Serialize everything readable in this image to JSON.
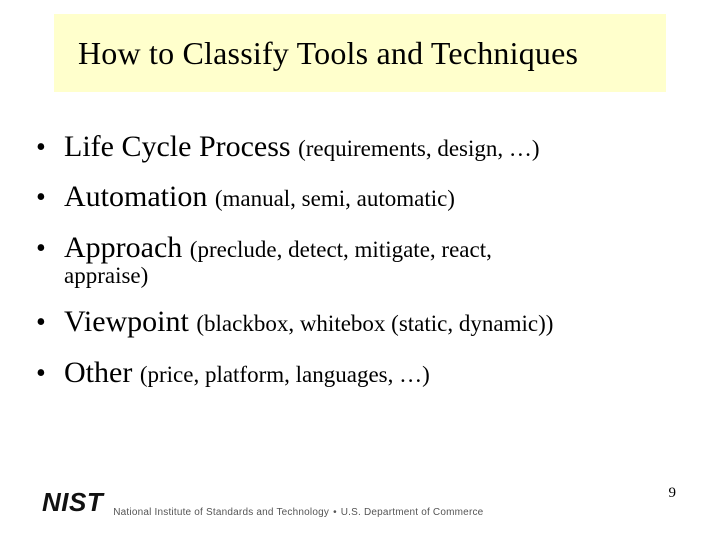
{
  "title": "How to Classify Tools and Techniques",
  "bullets": [
    {
      "main": "Life Cycle Process ",
      "paren": "(requirements, design, …)",
      "cont": ""
    },
    {
      "main": "Automation ",
      "paren": "(manual, semi, automatic)",
      "cont": ""
    },
    {
      "main": "Approach ",
      "paren": "(preclude, detect, mitigate, react, ",
      "cont": "appraise)"
    },
    {
      "main": "Viewpoint ",
      "paren": "(blackbox, whitebox (static, dynamic))",
      "cont": ""
    },
    {
      "main": "Other ",
      "paren": "(price, platform, languages, …)",
      "cont": ""
    }
  ],
  "footer": {
    "logo_text": "NIST",
    "org": "National Institute of Standards and Technology",
    "dept": "U.S. Department of Commerce"
  },
  "page_number": "9"
}
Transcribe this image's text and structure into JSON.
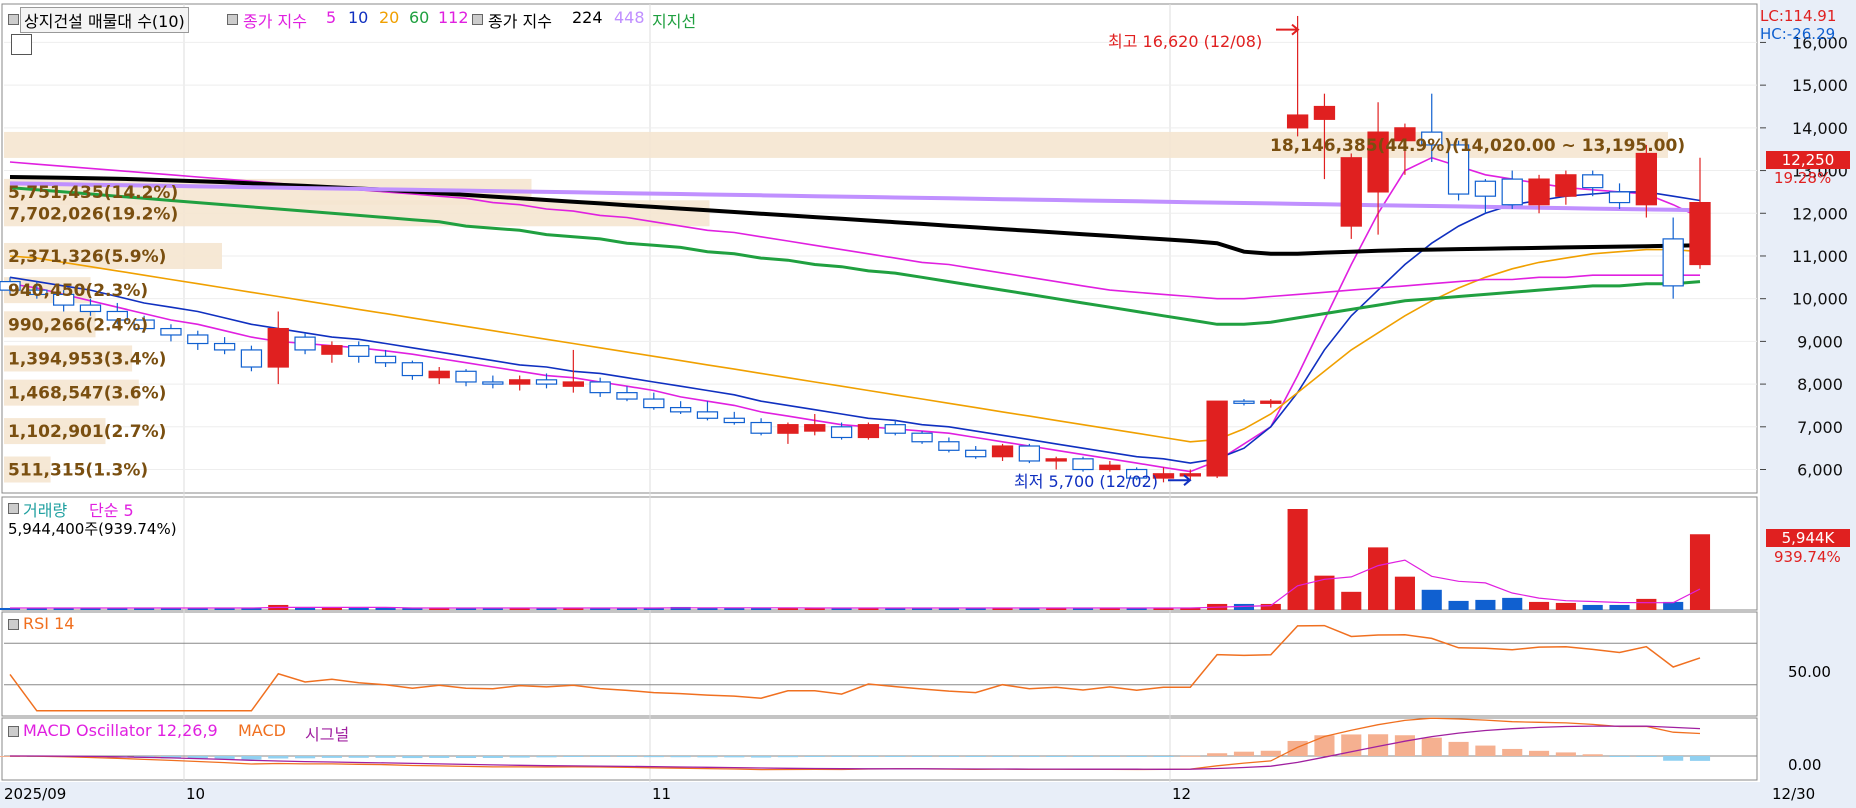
{
  "header": {
    "stock_label": "상지건설 매물대 수(10)",
    "close_index_prefix": "종가 지수",
    "ma_periods": [
      {
        "label": "5",
        "color": "#e020e0"
      },
      {
        "label": "10",
        "color": "#1030c0"
      },
      {
        "label": "20",
        "color": "#f0a000"
      },
      {
        "label": "60",
        "color": "#20a040"
      },
      {
        "label": "112",
        "color": "#e020e0"
      }
    ],
    "close_index_prefix2": "종가 지수",
    "ma2_periods": [
      {
        "label": "224",
        "color": "#000000"
      },
      {
        "label": "448",
        "color": "#c090ff"
      }
    ],
    "support_label": "지지선",
    "support_color": "#20a040",
    "lc_label": "LC:114.91",
    "hc_label": "HC:-26.29"
  },
  "annotations": {
    "high_label": "최고 16,620 (12/08)",
    "low_label": "최저 5,700 (12/02)",
    "current_price": "12,250",
    "current_change": "19.28%",
    "vol_current": "5,944K",
    "vol_change": "939.74%"
  },
  "volume_panel": {
    "title1": "거래량",
    "title2": "단순 5",
    "info": "5,944,400주(939.74%)"
  },
  "rsi_panel": {
    "title": "RSI 14",
    "level_label": "50.00"
  },
  "macd_panel": {
    "title1": "MACD Oscillator 12,26,9",
    "title2": "MACD",
    "title3": "시그널",
    "zero_label": "0.00"
  },
  "x_axis": {
    "labels": [
      "2025/09",
      "10",
      "11",
      "12",
      "12/30"
    ]
  },
  "chart_data": {
    "type": "candlestick",
    "y_axis_ticks": [
      6000,
      7000,
      8000,
      9000,
      10000,
      11000,
      12000,
      13000,
      14000,
      15000,
      16000
    ],
    "y_tick_labels": [
      "6,000",
      "7,000",
      "8,000",
      "9,000",
      "10,000",
      "11,000",
      "12,000",
      "13,000",
      "14,000",
      "15,000",
      "16,000"
    ],
    "price_range": [
      5450,
      16900
    ],
    "volume_profile": [
      {
        "label": "18,146,385(44.9%)(14,020.00 ~ 13,195.00)",
        "price": 13600,
        "frac": 1.0
      },
      {
        "label": "5,751,435(14.2%)",
        "price": 12500,
        "frac": 0.317
      },
      {
        "label": "7,702,026(19.2%)",
        "price": 12000,
        "frac": 0.424
      },
      {
        "label": "2,371,326(5.9%)",
        "price": 11000,
        "frac": 0.131
      },
      {
        "label": "940,450(2.3%)",
        "price": 10200,
        "frac": 0.052
      },
      {
        "label": "990,266(2.4%)",
        "price": 9400,
        "frac": 0.055
      },
      {
        "label": "1,394,953(3.4%)",
        "price": 8600,
        "frac": 0.077
      },
      {
        "label": "1,468,547(3.6%)",
        "price": 7800,
        "frac": 0.081
      },
      {
        "label": "1,102,901(2.7%)",
        "price": 6900,
        "frac": 0.061
      },
      {
        "label": "511,315(1.3%)",
        "price": 6000,
        "frac": 0.028
      }
    ],
    "candles": [
      {
        "o": 10400,
        "h": 10500,
        "l": 10100,
        "c": 10200,
        "v": 0.02
      },
      {
        "o": 10200,
        "h": 10400,
        "l": 10000,
        "c": 10100,
        "v": 0.02
      },
      {
        "o": 10100,
        "h": 10200,
        "l": 9700,
        "c": 9850,
        "v": 0.02
      },
      {
        "o": 9850,
        "h": 10000,
        "l": 9600,
        "c": 9700,
        "v": 0.02
      },
      {
        "o": 9700,
        "h": 9900,
        "l": 9400,
        "c": 9500,
        "v": 0.02
      },
      {
        "o": 9500,
        "h": 9600,
        "l": 9200,
        "c": 9300,
        "v": 0.02
      },
      {
        "o": 9300,
        "h": 9400,
        "l": 9000,
        "c": 9150,
        "v": 0.02
      },
      {
        "o": 9150,
        "h": 9250,
        "l": 8800,
        "c": 8950,
        "v": 0.02
      },
      {
        "o": 8950,
        "h": 9100,
        "l": 8700,
        "c": 8800,
        "v": 0.02
      },
      {
        "o": 8800,
        "h": 8900,
        "l": 8300,
        "c": 8400,
        "v": 0.02
      },
      {
        "o": 8400,
        "h": 9700,
        "l": 8000,
        "c": 9300,
        "v": 0.05
      },
      {
        "o": 9100,
        "h": 9200,
        "l": 8700,
        "c": 8800,
        "v": 0.02
      },
      {
        "o": 8700,
        "h": 9000,
        "l": 8500,
        "c": 8900,
        "v": 0.02
      },
      {
        "o": 8900,
        "h": 9000,
        "l": 8500,
        "c": 8650,
        "v": 0.02
      },
      {
        "o": 8650,
        "h": 8800,
        "l": 8400,
        "c": 8500,
        "v": 0.02
      },
      {
        "o": 8500,
        "h": 8550,
        "l": 8100,
        "c": 8200,
        "v": 0.02
      },
      {
        "o": 8150,
        "h": 8400,
        "l": 8000,
        "c": 8300,
        "v": 0.02
      },
      {
        "o": 8300,
        "h": 8350,
        "l": 7950,
        "c": 8050,
        "v": 0.02
      },
      {
        "o": 8050,
        "h": 8200,
        "l": 7900,
        "c": 8000,
        "v": 0.02
      },
      {
        "o": 8000,
        "h": 8200,
        "l": 7850,
        "c": 8100,
        "v": 0.02
      },
      {
        "o": 8100,
        "h": 8250,
        "l": 7900,
        "c": 8000,
        "v": 0.02
      },
      {
        "o": 7950,
        "h": 8800,
        "l": 7800,
        "c": 8050,
        "v": 0.02
      },
      {
        "o": 8050,
        "h": 8150,
        "l": 7700,
        "c": 7800,
        "v": 0.02
      },
      {
        "o": 7800,
        "h": 7950,
        "l": 7600,
        "c": 7650,
        "v": 0.02
      },
      {
        "o": 7650,
        "h": 7800,
        "l": 7400,
        "c": 7450,
        "v": 0.02
      },
      {
        "o": 7450,
        "h": 7600,
        "l": 7300,
        "c": 7350,
        "v": 0.03
      },
      {
        "o": 7350,
        "h": 7600,
        "l": 7150,
        "c": 7200,
        "v": 0.02
      },
      {
        "o": 7200,
        "h": 7350,
        "l": 7050,
        "c": 7100,
        "v": 0.02
      },
      {
        "o": 7100,
        "h": 7200,
        "l": 6800,
        "c": 6850,
        "v": 0.02
      },
      {
        "o": 6850,
        "h": 7100,
        "l": 6600,
        "c": 7050,
        "v": 0.02
      },
      {
        "o": 6900,
        "h": 7300,
        "l": 6800,
        "c": 7050,
        "v": 0.02
      },
      {
        "o": 7000,
        "h": 7100,
        "l": 6700,
        "c": 6750,
        "v": 0.02
      },
      {
        "o": 6750,
        "h": 7100,
        "l": 6700,
        "c": 7050,
        "v": 0.02
      },
      {
        "o": 7050,
        "h": 7150,
        "l": 6800,
        "c": 6850,
        "v": 0.02
      },
      {
        "o": 6850,
        "h": 6900,
        "l": 6600,
        "c": 6650,
        "v": 0.02
      },
      {
        "o": 6650,
        "h": 6750,
        "l": 6400,
        "c": 6450,
        "v": 0.02
      },
      {
        "o": 6450,
        "h": 6550,
        "l": 6250,
        "c": 6300,
        "v": 0.02
      },
      {
        "o": 6300,
        "h": 6600,
        "l": 6200,
        "c": 6550,
        "v": 0.02
      },
      {
        "o": 6550,
        "h": 6600,
        "l": 6150,
        "c": 6200,
        "v": 0.02
      },
      {
        "o": 6200,
        "h": 6300,
        "l": 6000,
        "c": 6250,
        "v": 0.02
      },
      {
        "o": 6250,
        "h": 6300,
        "l": 5950,
        "c": 6000,
        "v": 0.02
      },
      {
        "o": 6000,
        "h": 6200,
        "l": 5950,
        "c": 6100,
        "v": 0.02
      },
      {
        "o": 6000,
        "h": 6050,
        "l": 5750,
        "c": 5800,
        "v": 0.02
      },
      {
        "o": 5800,
        "h": 6050,
        "l": 5700,
        "c": 5900,
        "v": 0.02
      },
      {
        "o": 5850,
        "h": 6000,
        "l": 5750,
        "c": 5900,
        "v": 0.02
      },
      {
        "o": 5850,
        "h": 7600,
        "l": 5800,
        "c": 7600,
        "v": 0.06
      },
      {
        "o": 7600,
        "h": 7650,
        "l": 7500,
        "c": 7550,
        "v": 0.06
      },
      {
        "o": 7550,
        "h": 7650,
        "l": 7450,
        "c": 7600,
        "v": 0.06
      },
      {
        "o": 14000,
        "h": 16620,
        "l": 13800,
        "c": 14300,
        "v": 1.0
      },
      {
        "o": 14200,
        "h": 14800,
        "l": 12800,
        "c": 14500,
        "v": 0.34
      },
      {
        "o": 11700,
        "h": 13400,
        "l": 11400,
        "c": 13300,
        "v": 0.18
      },
      {
        "o": 12500,
        "h": 14600,
        "l": 11500,
        "c": 13900,
        "v": 0.62
      },
      {
        "o": 13700,
        "h": 14100,
        "l": 12900,
        "c": 14000,
        "v": 0.33
      },
      {
        "o": 13900,
        "h": 14800,
        "l": 13200,
        "c": 13600,
        "v": 0.2
      },
      {
        "o": 13600,
        "h": 13700,
        "l": 12300,
        "c": 12450,
        "v": 0.09
      },
      {
        "o": 12750,
        "h": 12800,
        "l": 12000,
        "c": 12400,
        "v": 0.1
      },
      {
        "o": 12800,
        "h": 13000,
        "l": 12100,
        "c": 12200,
        "v": 0.12
      },
      {
        "o": 12200,
        "h": 12900,
        "l": 12000,
        "c": 12800,
        "v": 0.08
      },
      {
        "o": 12400,
        "h": 13000,
        "l": 12200,
        "c": 12900,
        "v": 0.07
      },
      {
        "o": 12900,
        "h": 13000,
        "l": 12400,
        "c": 12600,
        "v": 0.05
      },
      {
        "o": 12500,
        "h": 12700,
        "l": 12100,
        "c": 12250,
        "v": 0.05
      },
      {
        "o": 12200,
        "h": 13600,
        "l": 11900,
        "c": 13400,
        "v": 0.11
      },
      {
        "o": 11400,
        "h": 11900,
        "l": 10000,
        "c": 10300,
        "v": 0.08
      },
      {
        "o": 10800,
        "h": 13300,
        "l": 10700,
        "c": 12250,
        "v": 0.75
      }
    ],
    "ma_lines": [
      {
        "name": "5",
        "color": "#e020e0",
        "values": [
          10350,
          10250,
          10100,
          9950,
          9800,
          9650,
          9500,
          9400,
          9250,
          9100,
          9000,
          8950,
          8900,
          8850,
          8780,
          8700,
          8600,
          8500,
          8400,
          8300,
          8200,
          8150,
          8050,
          7950,
          7850,
          7700,
          7600,
          7500,
          7350,
          7250,
          7150,
          7050,
          7000,
          6950,
          6900,
          6850,
          6750,
          6650,
          6550,
          6450,
          6350,
          6250,
          6150,
          6050,
          5950,
          6200,
          6600,
          7000,
          8200,
          9500,
          10800,
          12000,
          13000,
          13300,
          13100,
          12900,
          12800,
          12700,
          12600,
          12550,
          12500,
          12450,
          12200,
          11900
        ]
      },
      {
        "name": "10",
        "color": "#1030c0",
        "values": [
          10500,
          10400,
          10300,
          10200,
          10050,
          9900,
          9800,
          9700,
          9550,
          9400,
          9300,
          9200,
          9100,
          9050,
          8950,
          8850,
          8750,
          8650,
          8550,
          8450,
          8400,
          8300,
          8250,
          8150,
          8050,
          7950,
          7850,
          7750,
          7600,
          7500,
          7400,
          7300,
          7200,
          7150,
          7050,
          7000,
          6900,
          6800,
          6700,
          6600,
          6500,
          6400,
          6300,
          6250,
          6150,
          6250,
          6500,
          7000,
          7800,
          8800,
          9600,
          10200,
          10800,
          11300,
          11700,
          12000,
          12200,
          12300,
          12400,
          12450,
          12500,
          12500,
          12400,
          12300
        ]
      },
      {
        "name": "20",
        "color": "#f0a000",
        "values": [
          11000,
          10950,
          10850,
          10750,
          10650,
          10550,
          10450,
          10350,
          10250,
          10150,
          10050,
          9950,
          9850,
          9750,
          9650,
          9550,
          9450,
          9350,
          9250,
          9150,
          9050,
          8950,
          8850,
          8750,
          8650,
          8550,
          8450,
          8350,
          8250,
          8150,
          8050,
          7950,
          7850,
          7750,
          7650,
          7550,
          7450,
          7350,
          7250,
          7150,
          7050,
          6950,
          6850,
          6750,
          6650,
          6700,
          6950,
          7300,
          7800,
          8300,
          8800,
          9200,
          9600,
          9950,
          10250,
          10500,
          10700,
          10850,
          10950,
          11050,
          11100,
          11150,
          11150,
          11100
        ]
      },
      {
        "name": "60",
        "color": "#20a040",
        "values": [
          12600,
          12550,
          12500,
          12450,
          12400,
          12350,
          12300,
          12250,
          12200,
          12150,
          12100,
          12050,
          12000,
          11950,
          11900,
          11850,
          11800,
          11700,
          11650,
          11600,
          11500,
          11450,
          11400,
          11300,
          11250,
          11200,
          11100,
          11050,
          10950,
          10900,
          10800,
          10750,
          10650,
          10600,
          10500,
          10400,
          10300,
          10200,
          10100,
          10000,
          9900,
          9800,
          9700,
          9600,
          9500,
          9400,
          9400,
          9450,
          9550,
          9650,
          9750,
          9850,
          9950,
          10000,
          10050,
          10100,
          10150,
          10200,
          10250,
          10300,
          10300,
          10350,
          10350,
          10400
        ]
      },
      {
        "name": "112",
        "color": "#e020e0",
        "values": [
          13200,
          13150,
          13100,
          13050,
          13000,
          12950,
          12900,
          12850,
          12800,
          12750,
          12700,
          12650,
          12600,
          12550,
          12500,
          12450,
          12400,
          12350,
          12250,
          12200,
          12100,
          12050,
          11950,
          11900,
          11800,
          11700,
          11600,
          11550,
          11450,
          11350,
          11250,
          11150,
          11050,
          10950,
          10850,
          10800,
          10700,
          10600,
          10500,
          10400,
          10300,
          10200,
          10150,
          10100,
          10050,
          10000,
          10000,
          10050,
          10100,
          10150,
          10200,
          10250,
          10300,
          10350,
          10400,
          10450,
          10450,
          10500,
          10500,
          10550,
          10550,
          10550,
          10550,
          10550
        ]
      },
      {
        "name": "224",
        "color": "#000000",
        "values": [
          12850,
          12840,
          12830,
          12820,
          12810,
          12790,
          12770,
          12750,
          12730,
          12700,
          12670,
          12640,
          12610,
          12580,
          12550,
          12510,
          12470,
          12430,
          12390,
          12350,
          12310,
          12270,
          12230,
          12190,
          12150,
          12110,
          12070,
          12030,
          11990,
          11950,
          11910,
          11870,
          11830,
          11790,
          11750,
          11710,
          11670,
          11630,
          11590,
          11550,
          11510,
          11470,
          11430,
          11390,
          11350,
          11300,
          11100,
          11050,
          11050,
          11080,
          11100,
          11120,
          11140,
          11150,
          11160,
          11170,
          11180,
          11190,
          11200,
          11210,
          11220,
          11230,
          11240,
          11250
        ]
      },
      {
        "name": "448",
        "color": "#c090ff",
        "values": [
          12700,
          12690,
          12680,
          12670,
          12660,
          12650,
          12640,
          12630,
          12620,
          12610,
          12600,
          12590,
          12580,
          12570,
          12560,
          12550,
          12540,
          12530,
          12520,
          12510,
          12500,
          12490,
          12480,
          12470,
          12460,
          12450,
          12440,
          12430,
          12420,
          12410,
          12400,
          12390,
          12380,
          12370,
          12360,
          12350,
          12340,
          12330,
          12320,
          12310,
          12300,
          12290,
          12280,
          12270,
          12260,
          12250,
          12240,
          12230,
          12220,
          12210,
          12200,
          12190,
          12180,
          12170,
          12160,
          12150,
          12140,
          12130,
          12120,
          12110,
          12100,
          12090,
          12080,
          12070
        ]
      }
    ]
  },
  "colors": {
    "up": "#e02020",
    "down": "#1060d0",
    "grid": "#dcdcdc",
    "profile": "#f5e6d0",
    "axis_bg": "#e8eef8"
  }
}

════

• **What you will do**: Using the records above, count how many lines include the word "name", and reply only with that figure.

• **Answer to the problem**: 7